■ **Task description**
From start to end of the material below, restate each line exactly.

■ **Given entries**
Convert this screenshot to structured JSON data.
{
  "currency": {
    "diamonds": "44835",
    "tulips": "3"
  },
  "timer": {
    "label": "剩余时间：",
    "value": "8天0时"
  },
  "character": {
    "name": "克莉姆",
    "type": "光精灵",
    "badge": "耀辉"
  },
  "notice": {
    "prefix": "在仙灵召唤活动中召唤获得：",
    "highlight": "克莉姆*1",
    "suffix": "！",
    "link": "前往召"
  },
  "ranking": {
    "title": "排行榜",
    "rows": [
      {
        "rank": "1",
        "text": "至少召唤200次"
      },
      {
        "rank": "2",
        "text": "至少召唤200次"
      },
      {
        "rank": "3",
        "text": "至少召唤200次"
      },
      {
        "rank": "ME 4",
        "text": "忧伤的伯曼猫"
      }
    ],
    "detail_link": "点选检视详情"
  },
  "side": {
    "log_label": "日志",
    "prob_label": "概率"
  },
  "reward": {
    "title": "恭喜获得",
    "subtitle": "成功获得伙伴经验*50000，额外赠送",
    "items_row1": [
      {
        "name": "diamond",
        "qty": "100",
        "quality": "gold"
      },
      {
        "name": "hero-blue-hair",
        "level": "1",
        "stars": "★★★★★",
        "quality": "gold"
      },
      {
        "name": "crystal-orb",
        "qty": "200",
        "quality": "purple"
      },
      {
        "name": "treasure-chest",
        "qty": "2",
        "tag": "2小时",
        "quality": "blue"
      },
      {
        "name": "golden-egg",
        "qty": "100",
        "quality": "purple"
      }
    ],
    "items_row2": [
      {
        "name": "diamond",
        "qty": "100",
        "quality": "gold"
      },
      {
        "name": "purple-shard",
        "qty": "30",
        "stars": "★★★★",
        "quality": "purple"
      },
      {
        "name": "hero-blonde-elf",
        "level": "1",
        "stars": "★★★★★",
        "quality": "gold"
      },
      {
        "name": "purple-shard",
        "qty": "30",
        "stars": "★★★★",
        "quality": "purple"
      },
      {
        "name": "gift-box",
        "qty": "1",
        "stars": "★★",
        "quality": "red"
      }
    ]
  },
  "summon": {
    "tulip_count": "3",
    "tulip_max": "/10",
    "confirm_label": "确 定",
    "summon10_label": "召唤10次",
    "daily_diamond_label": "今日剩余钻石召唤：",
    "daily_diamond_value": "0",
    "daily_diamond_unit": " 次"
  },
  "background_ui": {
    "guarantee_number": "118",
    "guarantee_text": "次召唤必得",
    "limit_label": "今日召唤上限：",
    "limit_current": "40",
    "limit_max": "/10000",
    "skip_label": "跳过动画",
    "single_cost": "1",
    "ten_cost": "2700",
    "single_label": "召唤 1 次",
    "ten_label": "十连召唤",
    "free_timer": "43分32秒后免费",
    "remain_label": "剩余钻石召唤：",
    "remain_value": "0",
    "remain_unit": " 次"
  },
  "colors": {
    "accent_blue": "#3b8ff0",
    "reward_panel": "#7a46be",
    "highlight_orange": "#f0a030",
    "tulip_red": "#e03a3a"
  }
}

■ **Output for this task**
Convert this screenshot to structured JSON data.
{
  "currency": {
    "diamonds": "44835",
    "tulips": "3"
  },
  "timer": {
    "label": "剩余时间：",
    "value": "8天0时"
  },
  "character": {
    "name": "克莉姆",
    "type": "光精灵",
    "badge": "耀辉"
  },
  "notice": {
    "prefix": "在仙灵召唤活动中召唤获得：",
    "highlight": "克莉姆*1",
    "suffix": "！",
    "link": "前往召"
  },
  "ranking": {
    "title": "排行榜",
    "rows": [
      {
        "rank": "1",
        "text": "至少召唤200次"
      },
      {
        "rank": "2",
        "text": "至少召唤200次"
      },
      {
        "rank": "3",
        "text": "至少召唤200次"
      },
      {
        "rank": "ME 4",
        "text": "忧伤的伯曼猫"
      }
    ],
    "detail_link": "点选检视详情"
  },
  "side": {
    "log_label": "日志",
    "prob_label": "概率"
  },
  "reward": {
    "title": "恭喜获得",
    "subtitle": "成功获得伙伴经验*50000，额外赠送",
    "items_row1": [
      {
        "name": "diamond",
        "qty": "100",
        "quality": "gold"
      },
      {
        "name": "hero-blue-hair",
        "level": "1",
        "stars": "★★★★★",
        "quality": "gold"
      },
      {
        "name": "crystal-orb",
        "qty": "200",
        "quality": "purple"
      },
      {
        "name": "treasure-chest",
        "qty": "2",
        "tag": "2小时",
        "quality": "blue"
      },
      {
        "name": "golden-egg",
        "qty": "100",
        "quality": "purple"
      }
    ],
    "items_row2": [
      {
        "name": "diamond",
        "qty": "100",
        "quality": "gold"
      },
      {
        "name": "purple-shard",
        "qty": "30",
        "stars": "★★★★",
        "quality": "purple"
      },
      {
        "name": "hero-blonde-elf",
        "level": "1",
        "stars": "★★★★★",
        "quality": "gold"
      },
      {
        "name": "purple-shard",
        "qty": "30",
        "stars": "★★★★",
        "quality": "purple"
      },
      {
        "name": "gift-box",
        "qty": "1",
        "stars": "★★",
        "quality": "red"
      }
    ]
  },
  "summon": {
    "tulip_count": "3",
    "tulip_max": "/10",
    "confirm_label": "确 定",
    "summon10_label": "召唤10次",
    "daily_diamond_label": "今日剩余钻石召唤：",
    "daily_diamond_value": "0",
    "daily_diamond_unit": " 次"
  },
  "background_ui": {
    "guarantee_number": "118",
    "guarantee_text": "次召唤必得",
    "limit_label": "今日召唤上限：",
    "limit_current": "40",
    "limit_max": "/10000",
    "skip_label": "跳过动画",
    "single_cost": "1",
    "ten_cost": "2700",
    "single_label": "召唤 1 次",
    "ten_label": "十连召唤",
    "free_timer": "43分32秒后免费",
    "remain_label": "剩余钻石召唤：",
    "remain_value": "0",
    "remain_unit": " 次"
  },
  "colors": {
    "accent_blue": "#3b8ff0",
    "reward_panel": "#7a46be",
    "highlight_orange": "#f0a030",
    "tulip_red": "#e03a3a"
  }
}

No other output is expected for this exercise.